|Description: A set of twenty-five bound magazine volumes with each volume representing one half year, dates from 1860 until 1872. The book covers have a solid cover spine and multicoloured front and back covers. Volume three is missing. 979.6.1484.13 has an inscription on the title page that reads "James B. Harris." Inside the cover of 979.6.1484.4 "55 Dnood (?) " is inscribed. |
Cornhill Magazine, named after Cornhill , a street in London, was the most important magazine of the latter part of the nineteenth century. It was founded in 1860 by the publisher George Smith. It aimed to combine the critical view and the serial novel. Smith hoped to gain some of the same readership enjoyed by "All the Year Round" a similar magazine owned by Charles Dickens, and he employed as editor William Thackeray, Dickens' great literary rival at the time. The sale of the magazine, at a shilling, exceeded all expectations, and the first number sold 110,000 copies. Within a few years circulation dropped rapidly as it gained a reputation for rather safe, inoffensive content in the late Victorian era. A mark of the high regard in which it was held though was its publication of "Leaves from the Journal of our Life in the Highlands" by Queen Victoria. REF: http://www.victorianweb.org/periodicals/cornhill.html and http://en.wikipedia.org/wiki/Cornhill Magazine visited July 18, 2007.

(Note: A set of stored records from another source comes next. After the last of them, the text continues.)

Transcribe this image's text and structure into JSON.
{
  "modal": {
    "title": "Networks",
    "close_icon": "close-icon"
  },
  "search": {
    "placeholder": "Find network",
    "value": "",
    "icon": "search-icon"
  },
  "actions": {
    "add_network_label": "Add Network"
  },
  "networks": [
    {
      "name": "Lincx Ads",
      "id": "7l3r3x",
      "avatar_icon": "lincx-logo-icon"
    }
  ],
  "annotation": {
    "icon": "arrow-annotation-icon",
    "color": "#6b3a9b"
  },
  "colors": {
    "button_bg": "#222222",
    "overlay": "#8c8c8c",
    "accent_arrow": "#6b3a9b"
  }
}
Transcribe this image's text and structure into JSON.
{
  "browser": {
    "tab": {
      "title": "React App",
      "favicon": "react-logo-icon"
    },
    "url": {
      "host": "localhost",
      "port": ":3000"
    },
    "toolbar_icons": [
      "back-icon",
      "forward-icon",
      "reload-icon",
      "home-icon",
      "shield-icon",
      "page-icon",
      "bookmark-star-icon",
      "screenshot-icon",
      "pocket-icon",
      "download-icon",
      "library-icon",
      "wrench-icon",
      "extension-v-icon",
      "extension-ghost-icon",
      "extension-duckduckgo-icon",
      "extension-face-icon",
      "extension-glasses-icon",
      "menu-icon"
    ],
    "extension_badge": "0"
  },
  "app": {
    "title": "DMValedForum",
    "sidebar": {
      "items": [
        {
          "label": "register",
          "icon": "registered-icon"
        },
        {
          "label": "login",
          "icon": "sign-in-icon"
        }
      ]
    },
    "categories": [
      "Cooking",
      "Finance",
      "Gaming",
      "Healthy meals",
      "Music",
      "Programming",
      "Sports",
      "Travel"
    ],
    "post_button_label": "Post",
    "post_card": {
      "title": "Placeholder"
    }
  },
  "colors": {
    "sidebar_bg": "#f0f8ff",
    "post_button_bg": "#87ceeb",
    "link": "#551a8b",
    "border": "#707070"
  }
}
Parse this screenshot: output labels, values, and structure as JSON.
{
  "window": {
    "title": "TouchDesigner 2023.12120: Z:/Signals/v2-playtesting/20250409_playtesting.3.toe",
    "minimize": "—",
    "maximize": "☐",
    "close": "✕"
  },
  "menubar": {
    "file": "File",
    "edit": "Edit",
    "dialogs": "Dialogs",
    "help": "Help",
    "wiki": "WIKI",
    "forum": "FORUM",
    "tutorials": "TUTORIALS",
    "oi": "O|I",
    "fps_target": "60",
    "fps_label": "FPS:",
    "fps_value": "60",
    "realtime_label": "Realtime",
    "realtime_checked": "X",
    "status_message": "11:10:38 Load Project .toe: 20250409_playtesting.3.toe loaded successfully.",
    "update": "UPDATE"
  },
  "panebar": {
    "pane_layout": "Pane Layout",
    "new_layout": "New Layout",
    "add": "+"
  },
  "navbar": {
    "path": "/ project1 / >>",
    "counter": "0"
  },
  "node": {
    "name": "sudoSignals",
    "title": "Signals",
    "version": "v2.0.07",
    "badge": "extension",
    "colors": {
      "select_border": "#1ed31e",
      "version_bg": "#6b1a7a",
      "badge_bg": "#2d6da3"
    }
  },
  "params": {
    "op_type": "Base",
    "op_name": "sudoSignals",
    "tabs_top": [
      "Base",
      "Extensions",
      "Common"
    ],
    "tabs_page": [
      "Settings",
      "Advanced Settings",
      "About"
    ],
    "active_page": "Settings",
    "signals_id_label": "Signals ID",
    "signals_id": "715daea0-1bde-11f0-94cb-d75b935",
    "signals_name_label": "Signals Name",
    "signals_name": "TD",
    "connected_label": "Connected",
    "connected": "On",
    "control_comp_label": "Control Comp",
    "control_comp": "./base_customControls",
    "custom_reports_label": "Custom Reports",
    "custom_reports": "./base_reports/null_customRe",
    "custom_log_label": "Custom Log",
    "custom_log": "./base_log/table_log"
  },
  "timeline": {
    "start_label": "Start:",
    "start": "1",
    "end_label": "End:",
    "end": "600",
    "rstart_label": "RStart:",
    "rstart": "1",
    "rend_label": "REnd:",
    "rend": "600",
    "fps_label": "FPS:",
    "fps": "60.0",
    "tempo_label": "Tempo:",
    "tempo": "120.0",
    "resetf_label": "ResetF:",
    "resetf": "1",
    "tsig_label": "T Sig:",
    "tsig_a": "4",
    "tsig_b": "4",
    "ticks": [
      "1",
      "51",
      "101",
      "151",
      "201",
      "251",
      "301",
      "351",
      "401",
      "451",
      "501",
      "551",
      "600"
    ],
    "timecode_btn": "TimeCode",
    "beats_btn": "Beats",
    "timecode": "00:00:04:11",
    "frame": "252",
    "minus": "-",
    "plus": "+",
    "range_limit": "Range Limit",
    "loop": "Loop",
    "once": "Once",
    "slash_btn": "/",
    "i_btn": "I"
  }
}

The magazines most likely came from Matilda Lindsay (née Harris) as she frequently sent packages to Benares. Matilda referred to four volumes of the magazines in a letter to her brother James Beveridge Harris. See: Harris Family Fonds, Letter , Matlida to James , Peel Archives.